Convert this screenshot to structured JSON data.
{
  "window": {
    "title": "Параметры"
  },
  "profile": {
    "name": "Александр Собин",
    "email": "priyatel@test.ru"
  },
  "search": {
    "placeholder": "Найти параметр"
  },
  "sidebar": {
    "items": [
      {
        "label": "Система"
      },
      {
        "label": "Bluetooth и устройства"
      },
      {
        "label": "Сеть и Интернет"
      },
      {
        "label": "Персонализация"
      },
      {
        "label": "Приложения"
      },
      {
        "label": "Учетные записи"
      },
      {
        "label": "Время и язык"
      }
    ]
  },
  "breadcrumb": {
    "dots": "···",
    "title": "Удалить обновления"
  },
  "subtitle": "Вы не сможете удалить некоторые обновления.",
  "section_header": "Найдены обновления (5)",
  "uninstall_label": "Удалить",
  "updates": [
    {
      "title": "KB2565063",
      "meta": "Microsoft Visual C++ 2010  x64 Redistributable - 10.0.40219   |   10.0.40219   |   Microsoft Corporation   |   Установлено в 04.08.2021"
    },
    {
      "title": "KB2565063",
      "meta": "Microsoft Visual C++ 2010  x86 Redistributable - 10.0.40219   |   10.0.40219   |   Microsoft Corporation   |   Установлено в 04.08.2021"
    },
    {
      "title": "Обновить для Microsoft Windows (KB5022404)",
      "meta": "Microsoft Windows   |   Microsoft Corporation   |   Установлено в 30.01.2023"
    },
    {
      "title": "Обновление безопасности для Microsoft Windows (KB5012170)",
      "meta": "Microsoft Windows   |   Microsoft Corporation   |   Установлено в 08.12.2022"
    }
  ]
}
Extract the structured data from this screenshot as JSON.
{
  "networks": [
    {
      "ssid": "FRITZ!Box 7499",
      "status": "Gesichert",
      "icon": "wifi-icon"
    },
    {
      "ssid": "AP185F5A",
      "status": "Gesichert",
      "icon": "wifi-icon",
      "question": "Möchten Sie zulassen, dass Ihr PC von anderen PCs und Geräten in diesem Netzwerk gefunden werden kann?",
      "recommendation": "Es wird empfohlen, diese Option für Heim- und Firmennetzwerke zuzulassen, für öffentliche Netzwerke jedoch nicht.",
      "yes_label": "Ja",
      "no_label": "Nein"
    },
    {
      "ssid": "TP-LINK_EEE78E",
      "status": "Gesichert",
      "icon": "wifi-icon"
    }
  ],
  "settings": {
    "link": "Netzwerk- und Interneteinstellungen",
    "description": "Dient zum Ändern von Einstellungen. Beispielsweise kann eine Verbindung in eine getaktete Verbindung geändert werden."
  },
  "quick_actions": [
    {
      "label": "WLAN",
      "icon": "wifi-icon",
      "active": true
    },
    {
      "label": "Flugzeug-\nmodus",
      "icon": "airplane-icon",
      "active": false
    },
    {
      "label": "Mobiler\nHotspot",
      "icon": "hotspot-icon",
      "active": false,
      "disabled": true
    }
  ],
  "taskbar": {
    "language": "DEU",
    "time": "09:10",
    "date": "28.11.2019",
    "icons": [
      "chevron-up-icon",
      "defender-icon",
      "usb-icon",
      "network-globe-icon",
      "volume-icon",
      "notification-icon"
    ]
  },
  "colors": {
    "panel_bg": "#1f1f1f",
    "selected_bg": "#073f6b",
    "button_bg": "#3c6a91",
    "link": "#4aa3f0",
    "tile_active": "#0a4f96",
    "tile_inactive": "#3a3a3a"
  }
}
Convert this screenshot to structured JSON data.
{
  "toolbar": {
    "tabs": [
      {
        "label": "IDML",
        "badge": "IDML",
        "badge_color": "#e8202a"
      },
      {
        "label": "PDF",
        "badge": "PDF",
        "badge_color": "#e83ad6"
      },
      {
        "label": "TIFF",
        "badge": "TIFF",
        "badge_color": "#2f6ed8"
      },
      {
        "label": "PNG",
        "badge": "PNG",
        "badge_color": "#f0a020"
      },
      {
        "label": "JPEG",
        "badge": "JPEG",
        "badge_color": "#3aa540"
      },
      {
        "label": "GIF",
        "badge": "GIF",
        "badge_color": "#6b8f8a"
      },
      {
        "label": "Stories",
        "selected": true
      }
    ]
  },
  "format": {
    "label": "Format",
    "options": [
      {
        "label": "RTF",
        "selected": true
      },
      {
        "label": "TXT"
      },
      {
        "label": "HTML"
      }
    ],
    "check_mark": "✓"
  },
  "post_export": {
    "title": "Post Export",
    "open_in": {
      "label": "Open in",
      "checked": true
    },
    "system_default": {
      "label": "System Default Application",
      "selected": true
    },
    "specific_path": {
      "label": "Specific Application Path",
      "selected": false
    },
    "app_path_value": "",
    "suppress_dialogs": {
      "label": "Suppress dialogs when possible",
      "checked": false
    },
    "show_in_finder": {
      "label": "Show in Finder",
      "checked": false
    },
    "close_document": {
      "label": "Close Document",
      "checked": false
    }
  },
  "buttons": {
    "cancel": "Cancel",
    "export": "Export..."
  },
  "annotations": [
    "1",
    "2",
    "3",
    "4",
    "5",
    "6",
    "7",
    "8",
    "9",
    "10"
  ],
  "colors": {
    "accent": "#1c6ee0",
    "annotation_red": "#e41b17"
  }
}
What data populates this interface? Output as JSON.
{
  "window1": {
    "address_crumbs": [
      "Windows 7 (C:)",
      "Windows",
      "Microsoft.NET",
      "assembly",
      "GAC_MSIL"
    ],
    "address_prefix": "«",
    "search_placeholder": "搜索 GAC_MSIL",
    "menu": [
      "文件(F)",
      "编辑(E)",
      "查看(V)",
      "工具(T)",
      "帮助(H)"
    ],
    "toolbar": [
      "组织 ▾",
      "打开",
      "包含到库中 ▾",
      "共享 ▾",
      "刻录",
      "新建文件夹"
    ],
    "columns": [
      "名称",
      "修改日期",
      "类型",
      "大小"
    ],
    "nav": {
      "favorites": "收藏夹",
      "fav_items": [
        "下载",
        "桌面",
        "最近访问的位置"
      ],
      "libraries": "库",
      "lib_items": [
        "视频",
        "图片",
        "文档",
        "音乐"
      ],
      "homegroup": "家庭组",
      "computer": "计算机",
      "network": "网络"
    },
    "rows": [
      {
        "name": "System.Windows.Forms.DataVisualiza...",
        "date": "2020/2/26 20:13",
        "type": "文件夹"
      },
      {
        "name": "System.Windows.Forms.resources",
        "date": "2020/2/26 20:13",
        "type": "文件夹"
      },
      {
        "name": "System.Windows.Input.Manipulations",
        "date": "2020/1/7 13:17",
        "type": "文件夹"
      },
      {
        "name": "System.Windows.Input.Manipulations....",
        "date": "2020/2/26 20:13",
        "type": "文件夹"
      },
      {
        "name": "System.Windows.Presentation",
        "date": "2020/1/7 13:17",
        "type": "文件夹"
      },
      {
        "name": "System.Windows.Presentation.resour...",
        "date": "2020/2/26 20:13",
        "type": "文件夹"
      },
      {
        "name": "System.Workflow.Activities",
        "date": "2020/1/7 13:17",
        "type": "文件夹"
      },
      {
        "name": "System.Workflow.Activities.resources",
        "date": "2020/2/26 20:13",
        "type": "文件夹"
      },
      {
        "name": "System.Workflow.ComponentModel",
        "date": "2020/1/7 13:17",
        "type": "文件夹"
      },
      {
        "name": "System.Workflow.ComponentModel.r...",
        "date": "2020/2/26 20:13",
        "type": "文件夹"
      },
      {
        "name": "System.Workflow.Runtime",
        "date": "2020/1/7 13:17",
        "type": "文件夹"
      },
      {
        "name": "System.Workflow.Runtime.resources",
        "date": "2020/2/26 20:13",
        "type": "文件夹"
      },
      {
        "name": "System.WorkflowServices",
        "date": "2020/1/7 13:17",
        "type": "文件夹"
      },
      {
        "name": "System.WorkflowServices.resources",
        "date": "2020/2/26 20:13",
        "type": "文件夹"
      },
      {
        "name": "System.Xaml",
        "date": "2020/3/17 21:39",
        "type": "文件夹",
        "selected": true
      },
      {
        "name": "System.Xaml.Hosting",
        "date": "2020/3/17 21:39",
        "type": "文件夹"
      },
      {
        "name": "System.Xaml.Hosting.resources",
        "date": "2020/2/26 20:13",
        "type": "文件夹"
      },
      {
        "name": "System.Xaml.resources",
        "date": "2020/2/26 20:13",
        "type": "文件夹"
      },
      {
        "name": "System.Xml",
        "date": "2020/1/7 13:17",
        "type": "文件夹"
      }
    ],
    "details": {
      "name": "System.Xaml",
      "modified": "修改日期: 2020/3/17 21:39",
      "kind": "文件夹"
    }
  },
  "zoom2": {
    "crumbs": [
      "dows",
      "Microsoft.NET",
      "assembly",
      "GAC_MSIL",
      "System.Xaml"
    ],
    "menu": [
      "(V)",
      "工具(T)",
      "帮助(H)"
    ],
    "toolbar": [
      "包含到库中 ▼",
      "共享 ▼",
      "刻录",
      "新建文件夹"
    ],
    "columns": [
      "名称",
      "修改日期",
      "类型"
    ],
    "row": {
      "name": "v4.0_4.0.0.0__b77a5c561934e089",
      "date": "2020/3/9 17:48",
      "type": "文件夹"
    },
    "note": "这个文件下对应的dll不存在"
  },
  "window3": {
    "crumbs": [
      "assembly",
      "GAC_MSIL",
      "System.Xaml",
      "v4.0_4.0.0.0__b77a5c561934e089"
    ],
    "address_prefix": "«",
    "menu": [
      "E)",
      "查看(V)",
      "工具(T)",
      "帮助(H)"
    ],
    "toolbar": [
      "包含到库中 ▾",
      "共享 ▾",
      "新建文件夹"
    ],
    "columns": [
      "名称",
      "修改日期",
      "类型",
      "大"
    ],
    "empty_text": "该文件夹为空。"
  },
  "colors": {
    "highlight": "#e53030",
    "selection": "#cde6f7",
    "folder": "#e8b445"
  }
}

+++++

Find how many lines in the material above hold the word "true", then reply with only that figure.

7